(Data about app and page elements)
###
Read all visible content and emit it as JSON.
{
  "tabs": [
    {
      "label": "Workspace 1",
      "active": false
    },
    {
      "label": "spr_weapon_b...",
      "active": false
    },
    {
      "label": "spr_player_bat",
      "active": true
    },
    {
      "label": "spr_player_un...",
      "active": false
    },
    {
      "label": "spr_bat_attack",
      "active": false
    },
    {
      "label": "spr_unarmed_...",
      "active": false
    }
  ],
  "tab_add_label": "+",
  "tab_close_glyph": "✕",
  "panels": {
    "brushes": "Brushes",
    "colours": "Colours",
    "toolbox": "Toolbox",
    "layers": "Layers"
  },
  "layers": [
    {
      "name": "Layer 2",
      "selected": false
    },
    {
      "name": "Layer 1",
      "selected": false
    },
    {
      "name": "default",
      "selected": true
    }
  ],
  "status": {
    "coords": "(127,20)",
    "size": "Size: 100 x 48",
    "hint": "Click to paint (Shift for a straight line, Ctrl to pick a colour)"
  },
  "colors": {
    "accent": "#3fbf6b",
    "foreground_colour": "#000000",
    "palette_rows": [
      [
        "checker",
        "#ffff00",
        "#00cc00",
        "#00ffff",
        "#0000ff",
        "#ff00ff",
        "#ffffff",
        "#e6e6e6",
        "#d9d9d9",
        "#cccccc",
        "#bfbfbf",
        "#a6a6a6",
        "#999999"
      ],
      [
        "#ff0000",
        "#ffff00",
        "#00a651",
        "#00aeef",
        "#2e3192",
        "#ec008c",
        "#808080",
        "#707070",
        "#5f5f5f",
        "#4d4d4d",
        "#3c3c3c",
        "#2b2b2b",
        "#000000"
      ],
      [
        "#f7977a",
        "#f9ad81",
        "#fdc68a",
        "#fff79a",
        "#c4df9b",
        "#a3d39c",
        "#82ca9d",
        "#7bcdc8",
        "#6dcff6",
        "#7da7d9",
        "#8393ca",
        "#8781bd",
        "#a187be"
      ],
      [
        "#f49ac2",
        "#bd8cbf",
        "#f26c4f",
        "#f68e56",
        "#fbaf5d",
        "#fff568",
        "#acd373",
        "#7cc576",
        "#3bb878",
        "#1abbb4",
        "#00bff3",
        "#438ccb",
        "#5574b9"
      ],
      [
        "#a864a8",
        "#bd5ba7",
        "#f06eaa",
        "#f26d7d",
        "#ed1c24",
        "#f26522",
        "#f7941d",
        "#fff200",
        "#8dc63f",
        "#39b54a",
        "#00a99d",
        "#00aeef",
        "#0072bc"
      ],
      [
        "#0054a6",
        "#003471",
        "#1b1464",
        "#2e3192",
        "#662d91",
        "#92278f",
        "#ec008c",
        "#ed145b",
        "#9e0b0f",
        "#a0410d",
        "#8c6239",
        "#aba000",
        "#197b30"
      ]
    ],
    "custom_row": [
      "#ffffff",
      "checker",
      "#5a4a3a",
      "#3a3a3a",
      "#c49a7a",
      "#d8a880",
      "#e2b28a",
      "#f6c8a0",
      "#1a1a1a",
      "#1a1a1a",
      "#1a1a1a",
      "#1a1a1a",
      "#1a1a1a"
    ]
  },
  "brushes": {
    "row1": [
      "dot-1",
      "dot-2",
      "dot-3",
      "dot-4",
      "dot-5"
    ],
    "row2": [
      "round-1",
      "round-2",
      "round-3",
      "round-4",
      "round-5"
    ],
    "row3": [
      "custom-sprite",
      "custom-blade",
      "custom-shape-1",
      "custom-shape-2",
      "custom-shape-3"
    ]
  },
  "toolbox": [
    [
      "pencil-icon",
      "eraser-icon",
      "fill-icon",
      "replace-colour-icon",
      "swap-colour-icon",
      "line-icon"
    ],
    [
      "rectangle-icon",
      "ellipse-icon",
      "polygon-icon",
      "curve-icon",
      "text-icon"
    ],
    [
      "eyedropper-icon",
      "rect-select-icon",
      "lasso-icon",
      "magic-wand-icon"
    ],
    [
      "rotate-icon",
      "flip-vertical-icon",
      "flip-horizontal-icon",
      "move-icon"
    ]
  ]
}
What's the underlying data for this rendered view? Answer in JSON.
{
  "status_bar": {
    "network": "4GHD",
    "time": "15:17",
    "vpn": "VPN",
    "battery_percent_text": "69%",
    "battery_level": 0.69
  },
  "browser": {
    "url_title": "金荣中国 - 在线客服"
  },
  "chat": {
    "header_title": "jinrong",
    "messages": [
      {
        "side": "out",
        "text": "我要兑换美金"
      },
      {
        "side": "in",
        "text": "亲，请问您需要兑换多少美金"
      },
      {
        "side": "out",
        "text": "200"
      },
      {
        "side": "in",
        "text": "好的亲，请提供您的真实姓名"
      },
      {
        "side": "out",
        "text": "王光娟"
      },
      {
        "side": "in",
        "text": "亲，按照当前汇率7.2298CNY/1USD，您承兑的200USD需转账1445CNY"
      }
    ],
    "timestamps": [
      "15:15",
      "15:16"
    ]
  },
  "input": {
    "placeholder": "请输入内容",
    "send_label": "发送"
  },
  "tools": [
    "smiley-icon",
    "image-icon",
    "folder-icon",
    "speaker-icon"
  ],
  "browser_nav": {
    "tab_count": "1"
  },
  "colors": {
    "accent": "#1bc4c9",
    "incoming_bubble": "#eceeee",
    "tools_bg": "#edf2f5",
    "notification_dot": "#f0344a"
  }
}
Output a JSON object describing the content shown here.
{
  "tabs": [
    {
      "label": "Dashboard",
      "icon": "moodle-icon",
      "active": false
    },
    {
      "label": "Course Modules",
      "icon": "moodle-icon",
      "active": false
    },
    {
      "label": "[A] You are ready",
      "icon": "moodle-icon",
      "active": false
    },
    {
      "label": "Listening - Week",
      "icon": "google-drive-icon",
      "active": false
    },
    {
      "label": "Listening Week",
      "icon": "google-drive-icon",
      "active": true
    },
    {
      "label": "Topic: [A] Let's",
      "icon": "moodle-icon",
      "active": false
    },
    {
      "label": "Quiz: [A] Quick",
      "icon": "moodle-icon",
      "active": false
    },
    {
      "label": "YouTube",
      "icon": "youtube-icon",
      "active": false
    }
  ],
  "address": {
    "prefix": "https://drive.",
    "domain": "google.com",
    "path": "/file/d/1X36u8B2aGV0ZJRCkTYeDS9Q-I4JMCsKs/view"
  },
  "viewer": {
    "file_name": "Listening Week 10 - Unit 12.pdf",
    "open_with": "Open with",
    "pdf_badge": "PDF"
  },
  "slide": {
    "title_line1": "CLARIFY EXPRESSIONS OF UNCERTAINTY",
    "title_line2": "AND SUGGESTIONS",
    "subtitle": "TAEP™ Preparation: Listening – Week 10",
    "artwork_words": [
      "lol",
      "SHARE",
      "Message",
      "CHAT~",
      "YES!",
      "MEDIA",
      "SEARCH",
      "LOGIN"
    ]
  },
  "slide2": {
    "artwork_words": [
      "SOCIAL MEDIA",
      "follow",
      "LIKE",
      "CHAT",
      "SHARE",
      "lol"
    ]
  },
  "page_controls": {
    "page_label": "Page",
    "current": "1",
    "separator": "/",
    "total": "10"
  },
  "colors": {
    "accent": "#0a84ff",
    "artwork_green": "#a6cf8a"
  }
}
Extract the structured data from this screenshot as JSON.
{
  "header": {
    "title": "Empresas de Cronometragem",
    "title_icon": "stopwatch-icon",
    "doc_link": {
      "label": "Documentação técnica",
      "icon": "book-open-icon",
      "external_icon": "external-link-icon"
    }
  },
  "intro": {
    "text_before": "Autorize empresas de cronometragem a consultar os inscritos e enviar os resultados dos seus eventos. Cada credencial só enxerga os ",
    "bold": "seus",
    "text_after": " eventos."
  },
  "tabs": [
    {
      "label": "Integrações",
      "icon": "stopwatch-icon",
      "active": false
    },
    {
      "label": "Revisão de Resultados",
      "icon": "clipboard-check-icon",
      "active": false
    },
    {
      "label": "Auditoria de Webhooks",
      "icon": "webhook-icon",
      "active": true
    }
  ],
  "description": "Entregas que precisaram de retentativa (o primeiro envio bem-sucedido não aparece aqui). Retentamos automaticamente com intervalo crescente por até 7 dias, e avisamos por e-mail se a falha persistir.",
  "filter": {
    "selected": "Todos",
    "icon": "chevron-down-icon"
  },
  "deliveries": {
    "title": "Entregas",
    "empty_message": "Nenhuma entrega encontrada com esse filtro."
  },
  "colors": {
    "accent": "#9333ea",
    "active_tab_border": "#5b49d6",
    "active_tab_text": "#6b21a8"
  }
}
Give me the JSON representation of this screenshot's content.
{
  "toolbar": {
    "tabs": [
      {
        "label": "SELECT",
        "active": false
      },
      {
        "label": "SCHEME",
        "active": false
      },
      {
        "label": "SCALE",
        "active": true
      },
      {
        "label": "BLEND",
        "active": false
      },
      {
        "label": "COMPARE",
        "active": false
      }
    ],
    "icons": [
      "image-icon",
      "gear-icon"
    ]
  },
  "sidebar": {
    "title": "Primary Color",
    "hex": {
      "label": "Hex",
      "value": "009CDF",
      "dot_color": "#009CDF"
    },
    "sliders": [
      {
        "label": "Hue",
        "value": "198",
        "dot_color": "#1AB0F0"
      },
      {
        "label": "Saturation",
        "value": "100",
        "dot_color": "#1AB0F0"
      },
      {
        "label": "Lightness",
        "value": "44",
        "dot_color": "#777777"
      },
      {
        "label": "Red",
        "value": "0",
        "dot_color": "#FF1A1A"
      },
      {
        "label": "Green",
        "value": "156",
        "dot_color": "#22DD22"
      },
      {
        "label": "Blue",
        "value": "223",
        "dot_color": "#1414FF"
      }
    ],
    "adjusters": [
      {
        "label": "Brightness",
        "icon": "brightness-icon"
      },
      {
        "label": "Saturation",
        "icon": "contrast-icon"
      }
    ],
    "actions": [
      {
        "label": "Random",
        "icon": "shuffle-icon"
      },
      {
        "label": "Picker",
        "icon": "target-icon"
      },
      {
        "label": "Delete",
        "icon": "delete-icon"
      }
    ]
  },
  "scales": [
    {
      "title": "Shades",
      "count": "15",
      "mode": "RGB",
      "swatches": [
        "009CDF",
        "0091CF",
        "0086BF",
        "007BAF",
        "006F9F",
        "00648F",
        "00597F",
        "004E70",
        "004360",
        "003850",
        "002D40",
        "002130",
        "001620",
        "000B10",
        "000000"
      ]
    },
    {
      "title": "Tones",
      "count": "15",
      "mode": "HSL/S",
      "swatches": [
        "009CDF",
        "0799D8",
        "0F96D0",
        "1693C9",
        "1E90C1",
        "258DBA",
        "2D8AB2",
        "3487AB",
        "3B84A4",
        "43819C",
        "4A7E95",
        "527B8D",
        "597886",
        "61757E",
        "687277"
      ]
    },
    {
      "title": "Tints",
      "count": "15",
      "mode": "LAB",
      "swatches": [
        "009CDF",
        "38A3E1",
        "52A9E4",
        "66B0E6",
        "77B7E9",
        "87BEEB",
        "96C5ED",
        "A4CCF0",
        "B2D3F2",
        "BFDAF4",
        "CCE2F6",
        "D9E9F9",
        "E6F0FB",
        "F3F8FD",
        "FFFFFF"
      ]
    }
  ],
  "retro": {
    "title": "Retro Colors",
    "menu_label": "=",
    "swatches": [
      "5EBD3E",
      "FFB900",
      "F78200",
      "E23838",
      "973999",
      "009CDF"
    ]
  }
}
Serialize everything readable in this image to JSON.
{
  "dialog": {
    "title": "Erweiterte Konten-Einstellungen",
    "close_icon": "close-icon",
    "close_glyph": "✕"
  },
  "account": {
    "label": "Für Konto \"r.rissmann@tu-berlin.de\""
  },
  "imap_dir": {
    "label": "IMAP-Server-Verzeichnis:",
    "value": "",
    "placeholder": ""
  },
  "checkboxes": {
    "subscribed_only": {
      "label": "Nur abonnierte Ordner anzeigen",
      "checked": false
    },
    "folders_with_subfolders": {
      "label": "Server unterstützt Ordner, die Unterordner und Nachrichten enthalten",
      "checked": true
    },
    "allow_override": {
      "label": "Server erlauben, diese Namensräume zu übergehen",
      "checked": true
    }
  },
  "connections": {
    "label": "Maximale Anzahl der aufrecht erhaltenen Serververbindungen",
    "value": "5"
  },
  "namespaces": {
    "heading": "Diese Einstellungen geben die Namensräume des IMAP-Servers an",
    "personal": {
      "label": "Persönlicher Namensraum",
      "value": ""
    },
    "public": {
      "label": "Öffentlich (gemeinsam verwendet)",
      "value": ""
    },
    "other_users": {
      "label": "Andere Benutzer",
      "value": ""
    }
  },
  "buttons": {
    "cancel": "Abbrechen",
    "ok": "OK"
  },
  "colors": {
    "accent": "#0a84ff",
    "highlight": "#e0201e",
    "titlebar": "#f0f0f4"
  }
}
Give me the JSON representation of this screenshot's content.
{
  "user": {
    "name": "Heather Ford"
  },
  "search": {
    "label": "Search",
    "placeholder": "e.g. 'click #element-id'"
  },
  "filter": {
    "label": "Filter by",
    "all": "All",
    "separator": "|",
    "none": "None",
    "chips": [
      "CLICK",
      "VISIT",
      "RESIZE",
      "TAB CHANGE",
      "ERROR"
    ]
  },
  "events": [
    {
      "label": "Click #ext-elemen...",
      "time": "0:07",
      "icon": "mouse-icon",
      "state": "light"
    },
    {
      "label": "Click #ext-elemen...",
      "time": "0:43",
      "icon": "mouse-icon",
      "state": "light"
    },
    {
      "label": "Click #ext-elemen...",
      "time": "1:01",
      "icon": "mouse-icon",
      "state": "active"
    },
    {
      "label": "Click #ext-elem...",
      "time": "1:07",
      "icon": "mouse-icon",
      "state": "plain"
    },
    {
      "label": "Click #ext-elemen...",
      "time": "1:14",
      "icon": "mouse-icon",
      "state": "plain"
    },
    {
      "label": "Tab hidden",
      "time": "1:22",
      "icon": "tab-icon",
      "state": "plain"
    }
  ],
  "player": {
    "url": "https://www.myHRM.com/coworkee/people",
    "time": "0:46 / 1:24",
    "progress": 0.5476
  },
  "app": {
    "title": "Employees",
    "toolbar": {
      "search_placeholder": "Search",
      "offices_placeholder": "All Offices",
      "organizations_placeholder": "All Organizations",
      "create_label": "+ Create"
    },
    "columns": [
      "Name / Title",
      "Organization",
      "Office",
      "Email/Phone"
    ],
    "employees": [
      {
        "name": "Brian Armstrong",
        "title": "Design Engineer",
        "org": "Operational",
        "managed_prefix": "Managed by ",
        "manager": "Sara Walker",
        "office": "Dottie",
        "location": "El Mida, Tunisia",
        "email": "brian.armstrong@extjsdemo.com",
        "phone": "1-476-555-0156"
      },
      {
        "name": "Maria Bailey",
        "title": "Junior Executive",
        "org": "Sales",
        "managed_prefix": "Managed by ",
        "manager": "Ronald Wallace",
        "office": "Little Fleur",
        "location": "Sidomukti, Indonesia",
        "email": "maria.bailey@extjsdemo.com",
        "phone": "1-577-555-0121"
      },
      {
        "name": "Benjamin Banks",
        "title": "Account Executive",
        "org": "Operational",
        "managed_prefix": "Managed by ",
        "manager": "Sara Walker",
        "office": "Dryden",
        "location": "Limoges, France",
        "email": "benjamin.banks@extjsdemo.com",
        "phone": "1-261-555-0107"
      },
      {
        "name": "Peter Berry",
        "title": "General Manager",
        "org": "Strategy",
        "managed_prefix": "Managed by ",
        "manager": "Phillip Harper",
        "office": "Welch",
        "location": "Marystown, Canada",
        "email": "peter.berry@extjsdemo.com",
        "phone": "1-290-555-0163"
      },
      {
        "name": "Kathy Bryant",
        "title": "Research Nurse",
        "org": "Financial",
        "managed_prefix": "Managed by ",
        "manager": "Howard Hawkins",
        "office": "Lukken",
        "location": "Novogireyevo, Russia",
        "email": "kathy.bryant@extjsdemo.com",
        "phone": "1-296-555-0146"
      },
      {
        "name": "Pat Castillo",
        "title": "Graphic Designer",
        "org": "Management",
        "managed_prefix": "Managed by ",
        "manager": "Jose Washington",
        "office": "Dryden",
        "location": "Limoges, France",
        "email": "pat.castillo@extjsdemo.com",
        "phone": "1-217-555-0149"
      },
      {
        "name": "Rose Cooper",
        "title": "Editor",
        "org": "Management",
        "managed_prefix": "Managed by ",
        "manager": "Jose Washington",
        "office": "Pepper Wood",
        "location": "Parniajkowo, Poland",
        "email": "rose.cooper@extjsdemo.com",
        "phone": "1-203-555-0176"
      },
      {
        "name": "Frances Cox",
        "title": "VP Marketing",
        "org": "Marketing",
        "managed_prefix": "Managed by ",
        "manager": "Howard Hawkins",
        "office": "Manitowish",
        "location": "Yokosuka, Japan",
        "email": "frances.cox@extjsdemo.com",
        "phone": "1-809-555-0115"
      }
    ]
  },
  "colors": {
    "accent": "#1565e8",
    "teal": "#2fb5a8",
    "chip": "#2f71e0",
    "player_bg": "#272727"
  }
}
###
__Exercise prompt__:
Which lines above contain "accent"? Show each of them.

__Answer box__:
    "accent": "#3fbf6b",
    "accent": "#1bc4c9",
    "accent": "#0a84ff",
    "accent": "#9333ea",
    "accent": "#0a84ff",
    "accent": "#1565e8",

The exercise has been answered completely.